US5245204 *Apr 23, 1992Sep 14, 1993Canon Kabushiki KaishaSemiconductor device for use in an improved image pickup apparatus
US5271028 *Jul 22, 1992Dec 14, 1993Sharp Kabushiki KaishaSemiconductor laser device
US5280535 *Dec 4, 1992Jan 18, 1994International Business Machines CorporationSemiconductor laser diode deposited on a structured substrate surface
US5476811 *Mar 23, 1995Dec 19, 1995Fujitsu LimitedMethod of growing epitaxial layers
US5621748 *Apr 24, 1995Apr 15, 1997Fujitsu LimitedStripe laser diode having an improved efficiency for current confinement
US5728605 *Dec 19, 1996Mar 17, 1998Canon Kabushiki KaishaMethod for producing an optical semiconductor device having a carrier injection path or an electric-field applying path
US5822352 *Sep 17, 1997Oct 13, 1998Canon Kabushiki KaishaOptical semiconductor apparatus, fabrication method thereof, modulation method therefor, light source apparatus and optical communication system using the same
US6727524 *Mar 22, 2002Apr 27, 2004Kulite Semiconductor Products, Inc.P-n junction structure
US20040037336 *Aug 11, 2003Feb 26, 2004Sharp Kabushiki KaishaSemiconductor laser device of III-V group compound and fabrication method therefor

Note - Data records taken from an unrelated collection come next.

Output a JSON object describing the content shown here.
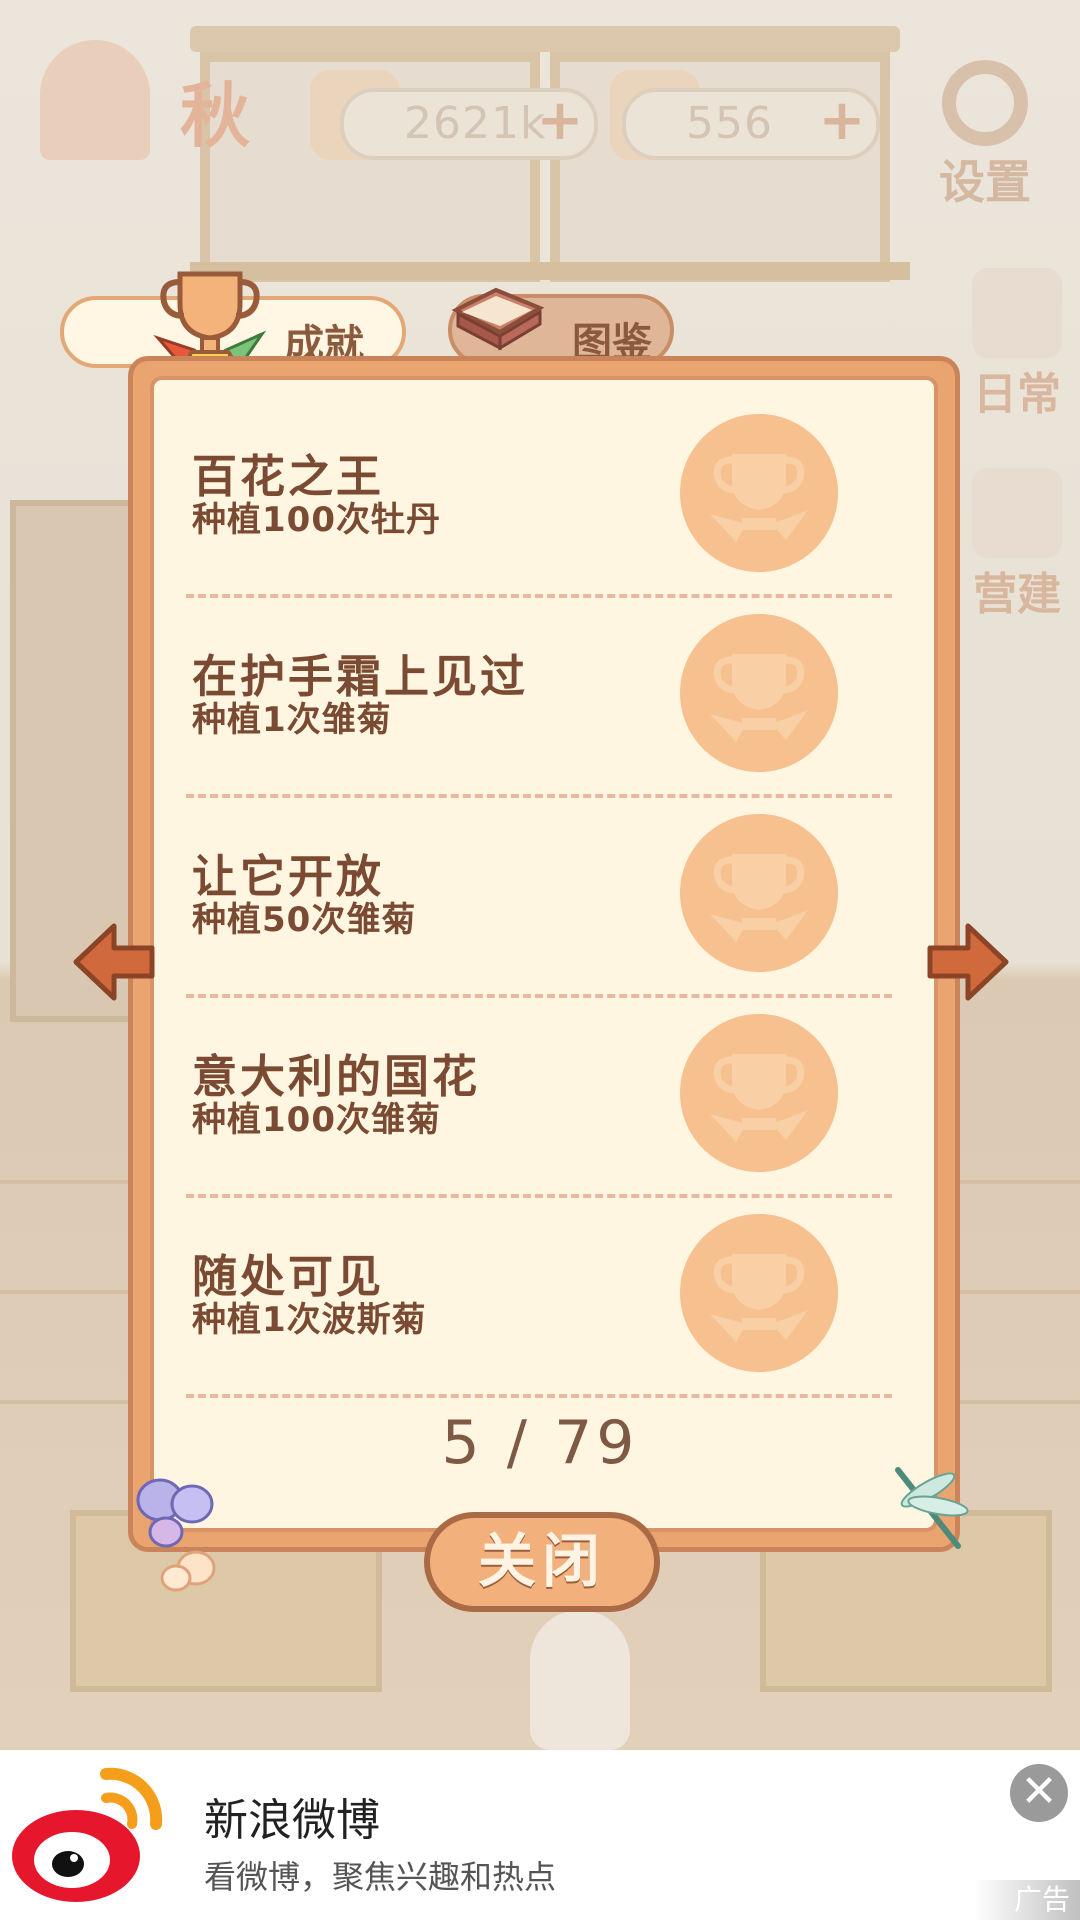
{
  "hud": {
    "season": "秋",
    "fish_value": "2621k",
    "cheese_value": "556",
    "plus_symbol": "+",
    "settings_label": "设置",
    "side_daily_label": "日常",
    "side_build_label": "营建"
  },
  "tabs": {
    "achievements": "成就",
    "collection": "图鉴"
  },
  "achievements": [
    {
      "title": "百花之王",
      "desc": "种植100次牡丹"
    },
    {
      "title": "在护手霜上见过",
      "desc": "种植1次雏菊"
    },
    {
      "title": "让它开放",
      "desc": "种植50次雏菊"
    },
    {
      "title": "意大利的国花",
      "desc": "种植100次雏菊"
    },
    {
      "title": "随处可见",
      "desc": "种植1次波斯菊"
    }
  ],
  "pagination": {
    "label": "5 / 79"
  },
  "close_label": "关闭",
  "ad": {
    "title": "新浪微博",
    "subtitle": "看微博，聚焦兴趣和热点",
    "tag": "广告",
    "close_glyph": "✕"
  },
  "colors": {
    "panel_orange": "#e9a46f",
    "panel_cream": "#fff6e2",
    "text_brown": "#7a4a32",
    "medal_peach": "#f7c08f",
    "weibo_red": "#e6162d",
    "weibo_orange": "#f59e1b"
  }
}
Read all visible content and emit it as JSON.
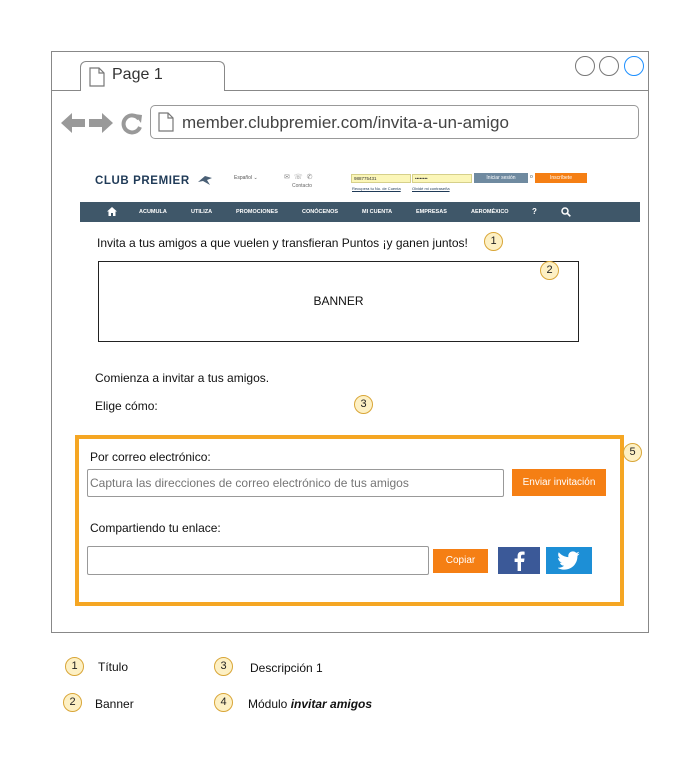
{
  "browser": {
    "tab_title": "Page 1",
    "url": "member.clubpremier.com/invita-a-un-amigo"
  },
  "site_header": {
    "logo_text": "CLUB PREMIER",
    "language": "Español",
    "contact_label": "Contacto",
    "login_user_value": "988775431",
    "login_pass_value": "••••••••",
    "login_button": "Iniciar sesión",
    "or_label": "o",
    "signup_button": "Inscríbete",
    "forgot_account": "Recupera tu No. de Cuenta",
    "forgot_password": "Olvidé mi contraseña"
  },
  "main_nav": {
    "home_icon": "home-icon",
    "items": [
      "ACUMULA",
      "UTILIZA",
      "PROMOCIONES",
      "CONÓCENOS",
      "MI CUENTA",
      "EMPRESAS",
      "AEROMÉXICO"
    ],
    "help": "?",
    "search_icon": "search-icon"
  },
  "content": {
    "title": "Invita a tus amigos a que vuelen y transfieran Puntos ¡y ganen juntos!",
    "banner": "BANNER",
    "desc_line1": "Comienza a invitar a tus amigos.",
    "desc_line2": "Elige cómo:"
  },
  "invite_module": {
    "email_label": "Por correo electrónico:",
    "email_placeholder": "Captura las direcciones de correo electrónico de tus amigos",
    "send_button": "Enviar invitación",
    "share_label": "Compartiendo tu enlace:",
    "copy_button": "Copiar",
    "facebook_icon": "facebook-icon",
    "twitter_icon": "twitter-icon"
  },
  "badges": [
    "1",
    "2",
    "3",
    "5"
  ],
  "legend": [
    {
      "num": "1",
      "label": "Título"
    },
    {
      "num": "3",
      "label": "Descripción 1"
    },
    {
      "num": "2",
      "label": "Banner"
    },
    {
      "num": "4",
      "label": "Módulo ",
      "label_em": "invitar amigos"
    }
  ],
  "colors": {
    "accent_orange": "#f57f14",
    "module_border": "#f5a623",
    "nav_bg": "#3f5769",
    "facebook": "#3b5998",
    "twitter": "#1d8fd6"
  }
}
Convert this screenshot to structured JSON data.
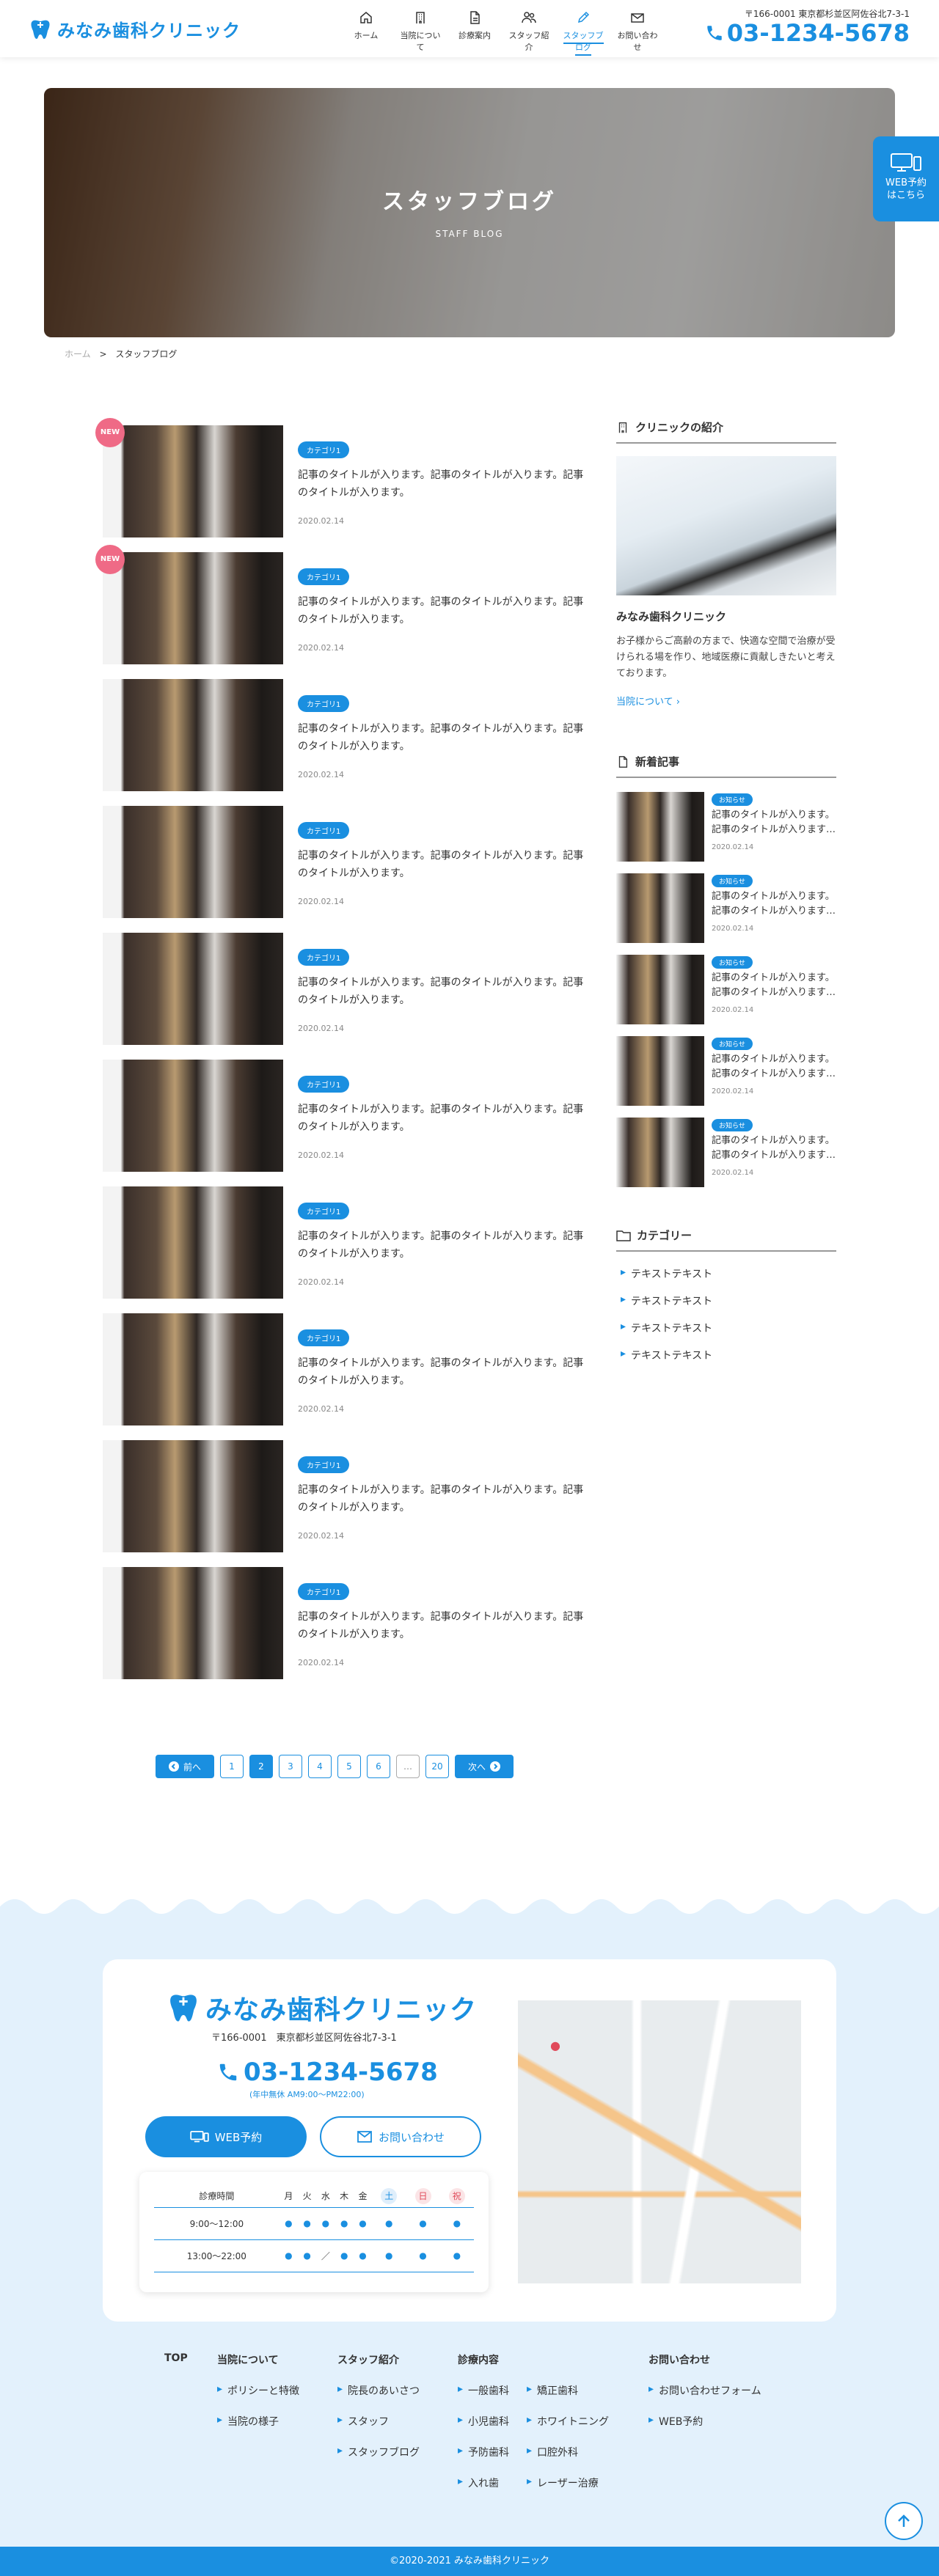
{
  "header": {
    "logo": "みなみ歯科クリニック",
    "nav": [
      {
        "label": "ホーム",
        "icon": "home-icon"
      },
      {
        "label": "当院について",
        "icon": "building-icon"
      },
      {
        "label": "診療案内",
        "icon": "document-icon"
      },
      {
        "label": "スタッフ紹介",
        "icon": "people-icon"
      },
      {
        "label": "スタッフブログ",
        "icon": "pen-icon",
        "active": true
      },
      {
        "label": "お問い合わせ",
        "icon": "mail-icon"
      }
    ],
    "address": "〒166-0001 東京都杉並区阿佐谷北7-3-1",
    "tel": "03-1234-5678"
  },
  "hero": {
    "title": "スタッフブログ",
    "subtitle": "STAFF BLOG"
  },
  "web_reservation": {
    "line1": "WEB予約",
    "line2": "はこちら"
  },
  "breadcrumb": {
    "home": "ホーム",
    "sep": ">",
    "current": "スタッフブログ"
  },
  "posts": [
    {
      "new": "NEW",
      "category": "カテゴリ1",
      "title": "記事のタイトルが入ります。記事のタイトルが入ります。記事のタイトルが入ります。",
      "date": "2020.02.14"
    },
    {
      "new": "NEW",
      "category": "カテゴリ1",
      "title": "記事のタイトルが入ります。記事のタイトルが入ります。記事のタイトルが入ります。",
      "date": "2020.02.14"
    },
    {
      "category": "カテゴリ1",
      "title": "記事のタイトルが入ります。記事のタイトルが入ります。記事のタイトルが入ります。",
      "date": "2020.02.14"
    },
    {
      "category": "カテゴリ1",
      "title": "記事のタイトルが入ります。記事のタイトルが入ります。記事のタイトルが入ります。",
      "date": "2020.02.14"
    },
    {
      "category": "カテゴリ1",
      "title": "記事のタイトルが入ります。記事のタイトルが入ります。記事のタイトルが入ります。",
      "date": "2020.02.14"
    },
    {
      "category": "カテゴリ1",
      "title": "記事のタイトルが入ります。記事のタイトルが入ります。記事のタイトルが入ります。",
      "date": "2020.02.14"
    },
    {
      "category": "カテゴリ1",
      "title": "記事のタイトルが入ります。記事のタイトルが入ります。記事のタイトルが入ります。",
      "date": "2020.02.14"
    },
    {
      "category": "カテゴリ1",
      "title": "記事のタイトルが入ります。記事のタイトルが入ります。記事のタイトルが入ります。",
      "date": "2020.02.14"
    },
    {
      "category": "カテゴリ1",
      "title": "記事のタイトルが入ります。記事のタイトルが入ります。記事のタイトルが入ります。",
      "date": "2020.02.14"
    },
    {
      "category": "カテゴリ1",
      "title": "記事のタイトルが入ります。記事のタイトルが入ります。記事のタイトルが入ります。",
      "date": "2020.02.14"
    }
  ],
  "pagination": {
    "prev": "前へ",
    "pages": [
      "1",
      "2",
      "3",
      "4",
      "5",
      "6",
      "…",
      "20"
    ],
    "current": "2",
    "next": "次へ"
  },
  "sidebar": {
    "clinic": {
      "heading": "クリニックの紹介",
      "name": "みなみ歯科クリニック",
      "desc": "お子様からご高齢の方まで、快適な空間で治療が受けられる場を作り、地域医療に貢献しきたいと考えております。",
      "more": "当院について"
    },
    "news": {
      "heading": "新着記事",
      "items": [
        {
          "category": "お知らせ",
          "title": "記事のタイトルが入ります。記事のタイトルが入ります…",
          "date": "2020.02.14"
        },
        {
          "category": "お知らせ",
          "title": "記事のタイトルが入ります。記事のタイトルが入ります…",
          "date": "2020.02.14"
        },
        {
          "category": "お知らせ",
          "title": "記事のタイトルが入ります。記事のタイトルが入ります…",
          "date": "2020.02.14"
        },
        {
          "category": "お知らせ",
          "title": "記事のタイトルが入ります。記事のタイトルが入ります…",
          "date": "2020.02.14"
        },
        {
          "category": "お知らせ",
          "title": "記事のタイトルが入ります。記事のタイトルが入ります…",
          "date": "2020.02.14"
        }
      ]
    },
    "categories": {
      "heading": "カテゴリー",
      "items": [
        "テキストテキスト",
        "テキストテキスト",
        "テキストテキスト",
        "テキストテキスト"
      ]
    }
  },
  "footer": {
    "logo": "みなみ歯科クリニック",
    "address": "〒166-0001　東京都杉並区阿佐谷北7-3-1",
    "tel": "03-1234-5678",
    "hours_note": "(年中無休 AM9:00〜PM22:00)",
    "web_button": "WEB予約",
    "contact_button": "お問い合わせ",
    "schedule": {
      "header": [
        "診療時間",
        "月",
        "火",
        "水",
        "木",
        "金",
        "土",
        "日",
        "祝"
      ],
      "rows": [
        {
          "time": "9:00〜12:00",
          "cells": [
            "●",
            "●",
            "●",
            "●",
            "●",
            "●",
            "●",
            "●"
          ]
        },
        {
          "time": "13:00〜22:00",
          "cells": [
            "●",
            "●",
            "／",
            "●",
            "●",
            "●",
            "●",
            "●"
          ]
        }
      ]
    },
    "nav": {
      "top": "TOP",
      "about": {
        "title": "当院について",
        "links": [
          "ポリシーと特徴",
          "当院の様子"
        ]
      },
      "staff": {
        "title": "スタッフ紹介",
        "links": [
          "院長のあいさつ",
          "スタッフ",
          "スタッフブログ"
        ]
      },
      "treatment": {
        "title": "診療内容",
        "links": [
          "一般歯科",
          "小児歯科",
          "予防歯科",
          "入れ歯",
          "矯正歯科",
          "ホワイトニング",
          "口腔外科",
          "レーザー治療"
        ]
      },
      "contact": {
        "title": "お問い合わせ",
        "links": [
          "お問い合わせフォーム",
          "WEB予約"
        ]
      }
    },
    "copyright": "©2020-2021 みなみ歯科クリニック"
  },
  "colors": {
    "accent": "#1a8fe0",
    "new_badge": "#ef6a86",
    "footer_bg": "#e3f1fc"
  }
}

US20060134816 *Jan 23, 2006Jun 22, 2006Sharp Kabushiki KaishaSemiconductor laser device of III-V group compound and fabrication method therefor
EP0526083A1 *Jul 22, 1992Feb 3, 1993Sharp Kabushiki KaishaA semiconductor laser device
EP0529990A1 *Aug 24, 1992Mar 3, 1993The Furukawa Electric Co., Ltd.Semiconductor laser device and method of manufacturing the same
EP0544968A1 *Dec 5, 1991Jun 9, 1993International Business Machines CorporationSemiconductor laser diode deposited on a structured substrate surface
EP0808003A2 *Nov 22, 1994Nov 19, 1997Fujitsu LimitedStepped substrate semiconductor laser for emitting light at slant portion
EP0808003A3 *Nov 22, 1994Nov 26, 1997Fujitsu LimitedStepped substrate semiconductor laser for emitting light at slant portion
WO1991010263A1 *Jul 12, 1990Jul 11, 1991Bell Communications Research, Inc.Geometry dependent doping and electronic devices produced
Classifications
U.S. Classification372/45.012, 372/46.01
International ClassificationH01S5/30, H01S5/223
Cooperative ClassificationH01S5/2238, H01S5/305, H01S5/3081
European ClassificationH01S5/223T, H01S5/30P
Legal Events
DateCodeEventDescription
Jun 8, 1987ASAssignment
Owner name: ROCKWELL INTERNATIONAL CORPORATION
Free format text: ASSIGNMENT OF ASSIGNORS INTEREST.;ASSIGNORS:ASBECK, PETER M.;MILLER, DAVID L.;REEL/FRAME:004731/0514
Effective date: 19870506
Jun 16, 1992REMIMaintenance fee reminder mailed
Nov 15, 1992LAPSLapse for failure to pay maintenance fees
Jan 26, 1993FPExpired due to failure to pay maintenance fee
Effective date: 19921115